Neither Angelides nor any of the other politicians named in court documents as receiving illegal donations from Winn are accused of wrongdoing. The donations went to an array of politicians, including Governor Deval Patrick; Mitt Romney when he was governor; US Senators John F. Kerry and Charles Schumer; several congressmen from Massachusetts; Boston Mayor Thomas Menino; and former state senator Dianne Wilkerson, a longtime Columbus Center supporter who last year admitted to accepting bribes in unrelated real estate cases and is serving a 3 1/2-year prison sentence.
But in court papers filed last week federal prosecutors pointedly note that Columbus Center ended up getting much of the public support Winn and his company had sought. In addition to the Calpers investment, Winn’s project won approval for about $60 million in grants, tax credits, and low-cost loans from the state and the city of Boston. Separately, the US Department of Housing and Urban Development approved $32.5 million in tax-exempt bonds.
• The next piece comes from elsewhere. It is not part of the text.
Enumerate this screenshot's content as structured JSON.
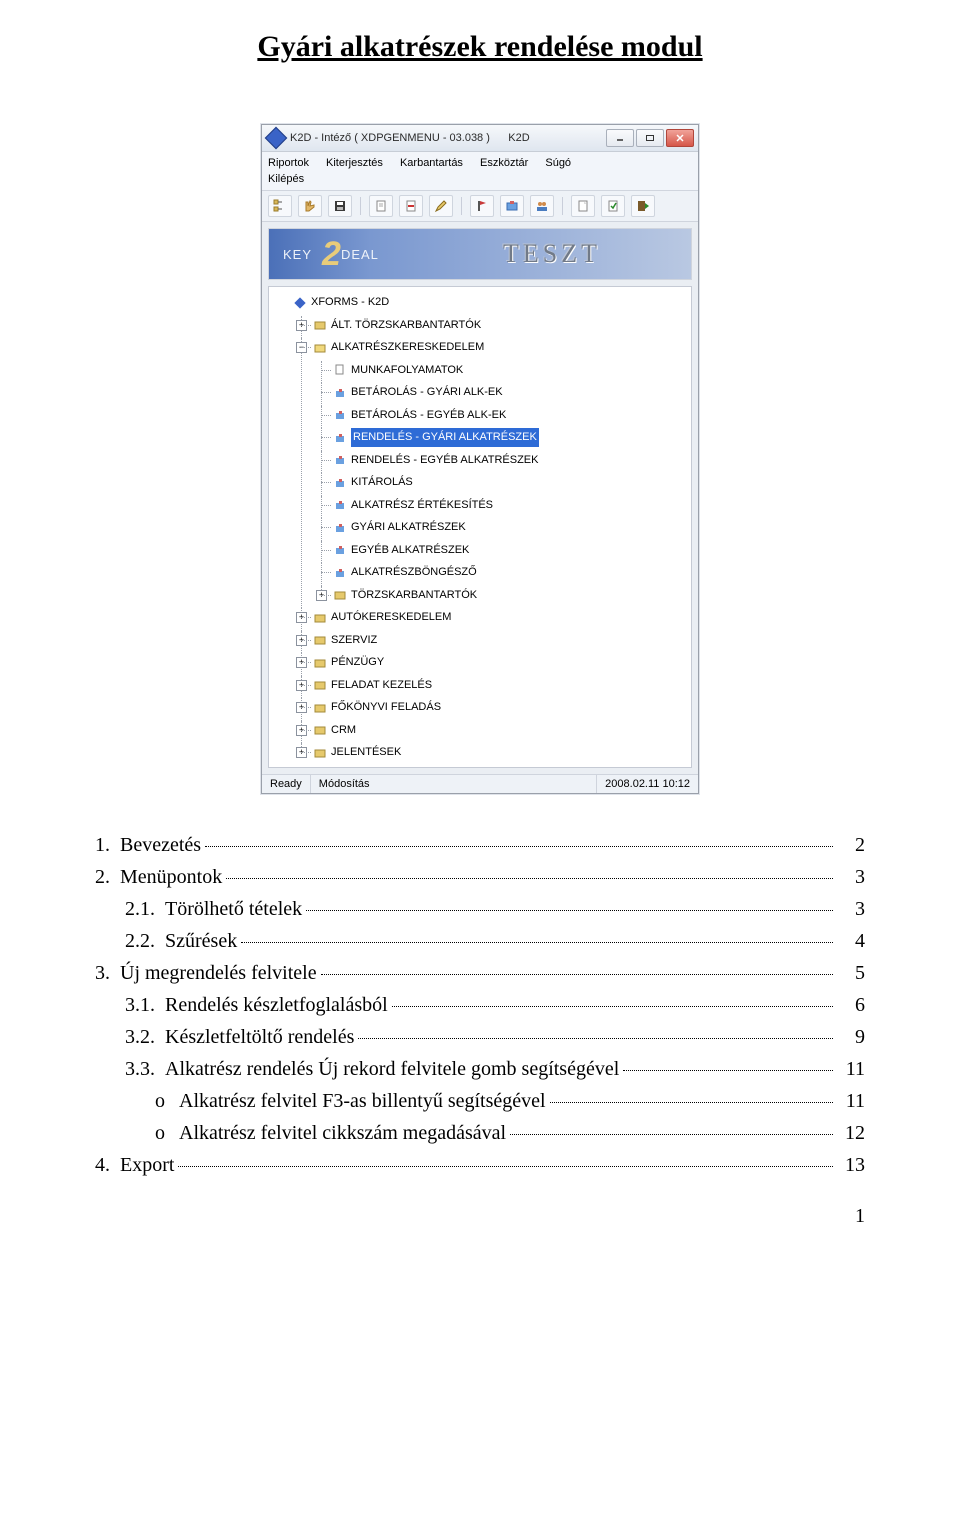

In some instances, prosecutors said, Winn asked for - and received - specific favors from public officials who wrote letters, filed legislation, and took other actions to help him secure taxpayer money for the project. However, the documents do not link individual politicians to specific actions taken on Winn’s behalf.
While his quest for funding was unfolding, prosecutors said, Winn and executives at his company orchestrated a scheme in which they induced relatives, friends, and vendors to give donations to public leaders, and then secretly reimbursed them to hide the source of the money.
According to court documents, the former California treasurer was the biggest beneficiary of illegal giving by Winn and his company, collecting $42,700 in donations between January and June 2006. Those were separate from the $17,300 Winn donated to Angelides in November 2005, according to California campaign finance records. All were made during a critical time for Columbus Center, which was seeking capital to help pay escalating costs for the project, which started at about $400 million in 2004 and soared to about $800 million by 2007.
Prosecutors said the $42,700 given to Angelides is part of $157,900 Winn and his company funneled to various politicians while trying to move forward with the project.
Winn himself has agreed only to plead guilty to a small fraction of those donations - $4,500 given to US Representatives Stephen Lynch and Michael Capuano. Many of the other illegal donations alleged by prosecutors occurred beyond a statute of limitations that Winn declined to waive. No date has been set for Winn’s sentencing.
The company, meanwhile, agreed to plead guilty to nine counts of illegal campaign donations, one of which is a felony because the total amount in that count exceeded $10,000.
Casey Ross can be reached at email@example.com.